The clock gives an inherent advantage to pitchers who work quickly. But the nine-second feature -- combined with the limitation on timeouts -- provides an added advantage to those comfortable with long holds.

The Loons are teaching that to their pitchers.

“It kind of feels like a cheat code when you do it,” Lockhart said. “Pitchers work on the long hold every once in a while, but I’ve never heard of a batter working on a long pause in the box. If you do it right, you can get away with a few strike calls here and there. It’s a mental thing that adds to that cat-and-mouse game.”

5. The clock operator is an X-factor (at least in the Minors).

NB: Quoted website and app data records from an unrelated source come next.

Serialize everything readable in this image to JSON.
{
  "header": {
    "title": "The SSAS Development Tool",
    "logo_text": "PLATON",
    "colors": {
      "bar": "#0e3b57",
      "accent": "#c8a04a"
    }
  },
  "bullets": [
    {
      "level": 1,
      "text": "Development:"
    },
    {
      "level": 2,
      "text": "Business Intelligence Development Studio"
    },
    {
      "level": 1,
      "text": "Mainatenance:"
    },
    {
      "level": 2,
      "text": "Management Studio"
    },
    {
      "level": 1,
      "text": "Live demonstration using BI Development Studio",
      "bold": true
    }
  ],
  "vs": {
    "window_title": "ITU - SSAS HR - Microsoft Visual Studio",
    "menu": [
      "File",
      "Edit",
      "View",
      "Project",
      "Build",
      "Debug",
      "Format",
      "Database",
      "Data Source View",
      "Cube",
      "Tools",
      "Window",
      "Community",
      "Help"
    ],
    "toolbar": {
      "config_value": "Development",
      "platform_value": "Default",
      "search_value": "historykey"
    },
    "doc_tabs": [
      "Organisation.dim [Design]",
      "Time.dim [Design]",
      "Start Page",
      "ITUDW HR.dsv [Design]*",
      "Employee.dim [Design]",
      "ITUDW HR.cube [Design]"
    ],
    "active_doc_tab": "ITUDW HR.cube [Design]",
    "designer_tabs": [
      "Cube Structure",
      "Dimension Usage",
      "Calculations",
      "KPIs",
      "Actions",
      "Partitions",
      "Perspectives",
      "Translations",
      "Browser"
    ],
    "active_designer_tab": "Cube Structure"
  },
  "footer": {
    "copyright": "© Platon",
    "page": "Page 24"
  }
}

There are 120 Minor League ballparks, and while each clock operator is given the same set of instructions, there is bound to be some variety given that these are human beings we’re talking about.

At the Loons’ home park in Midland, Mich., the clock is operated by a rotating crew of four retirees and five high school and college kids on internships. At Classic Park, the Daktronics All Sport 5000 Series Control Console is run by Brian Solar, a semi-retired former Federal Reserve Bank vault teller who was brought on as a seasonal employee.

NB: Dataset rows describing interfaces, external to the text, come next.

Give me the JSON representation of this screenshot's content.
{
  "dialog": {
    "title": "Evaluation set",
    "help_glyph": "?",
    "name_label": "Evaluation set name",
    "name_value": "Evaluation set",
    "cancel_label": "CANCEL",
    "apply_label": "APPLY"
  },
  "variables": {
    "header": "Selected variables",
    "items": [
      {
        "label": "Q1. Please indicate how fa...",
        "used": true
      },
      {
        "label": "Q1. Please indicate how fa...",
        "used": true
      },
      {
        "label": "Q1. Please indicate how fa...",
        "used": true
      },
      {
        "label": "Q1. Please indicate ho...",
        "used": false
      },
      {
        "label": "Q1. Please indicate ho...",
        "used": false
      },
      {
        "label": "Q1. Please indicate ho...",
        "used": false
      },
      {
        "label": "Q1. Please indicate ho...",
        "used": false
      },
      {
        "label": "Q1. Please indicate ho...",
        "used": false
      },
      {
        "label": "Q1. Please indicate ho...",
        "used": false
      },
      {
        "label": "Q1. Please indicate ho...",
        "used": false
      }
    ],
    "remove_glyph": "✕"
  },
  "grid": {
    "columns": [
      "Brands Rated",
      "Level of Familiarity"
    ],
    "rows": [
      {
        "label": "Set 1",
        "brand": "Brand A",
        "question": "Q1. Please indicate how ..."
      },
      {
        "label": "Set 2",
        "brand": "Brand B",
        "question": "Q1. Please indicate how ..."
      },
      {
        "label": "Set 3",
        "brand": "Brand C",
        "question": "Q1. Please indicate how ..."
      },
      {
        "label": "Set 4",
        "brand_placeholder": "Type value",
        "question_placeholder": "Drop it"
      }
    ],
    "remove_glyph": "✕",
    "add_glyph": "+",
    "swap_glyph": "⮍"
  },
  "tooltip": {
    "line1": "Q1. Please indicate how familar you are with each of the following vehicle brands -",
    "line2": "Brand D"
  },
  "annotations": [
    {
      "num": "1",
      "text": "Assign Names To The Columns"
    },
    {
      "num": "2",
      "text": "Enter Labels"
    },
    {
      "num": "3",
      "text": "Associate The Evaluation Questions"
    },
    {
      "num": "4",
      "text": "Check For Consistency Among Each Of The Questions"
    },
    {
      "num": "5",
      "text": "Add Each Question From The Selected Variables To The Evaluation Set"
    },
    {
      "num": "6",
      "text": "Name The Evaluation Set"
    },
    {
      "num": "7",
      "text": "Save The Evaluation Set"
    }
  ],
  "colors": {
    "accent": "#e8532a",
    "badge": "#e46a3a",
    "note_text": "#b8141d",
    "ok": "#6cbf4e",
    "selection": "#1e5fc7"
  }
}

“The ump doesn’t tell you when to start the clock all the time,” Solar said. “You have to have your own sense of when it should start. So if there’s a base hit out to left field and they throw the ball into the shortstop, it’s kind of up to you to decide, ‘OK, now start the 30-second clock between batters.’ You have to develop a feel of not doing it too soon. Because if you do, the ump is going to signal for you to cut the clock.”

So it’s an important job. Solar takes it seriously, meeting with the umps before each game to go over hand signals.

By rule, the clock between pitches is supposed to start ticking down when the pitcher has possession of the ball and the catcher and batter are in the dirt circle surrounding home plate. But it doesn’t always work out exactly that way.

“When we were in Peoria the first week it was implemented,” said Nastrini, “and the people running the clock were starting the clock right when we caught the ball and, for the home team, when the pitcher got back to the rubber. So there was a little bit of a home-field advantage that played into it.”

When the pitch clock reaches the big leagues, consistency and a well-trained operator will of course be of paramount importance. And Major League umpires will be able to learn from those in the Minors who experienced this experimental season.

6. Everyone is learning as they go.

And to be sure, whatever is implemented at the big league level will be imperfect, too. Such is life.

But as you’d expect, those surveyed offered some feedback.

“Sometimes it speeds you up,” said Captains pitcher Gavin Williams, the Guardians’ No. 7 prospect. “My take on it is that as soon as you come set in the stretch, [the countdown] could stop then, so that you’re not in a rush [with runners on].”

As for the hitters, there was a suggestion by several surveyed that one timeout is not enough.

“They say the batter has to be alert to the pitcher at nine seconds, and some pitchers are right there ready to pitch at 11, 12 seconds,” Chubb said. “It seems to me it’s a little bit in favor of the pitcher right now. Getting to the Major Leagues and having a Major League veteran rushed in the box, I can’t see that.”

We are, however, very likely to see some form of this “pitch clock thing” in the big leagues in the not-too-distant future. To be sure, not everyone will be a fan. But once you see it in action, you might -- like my nephew -- become one.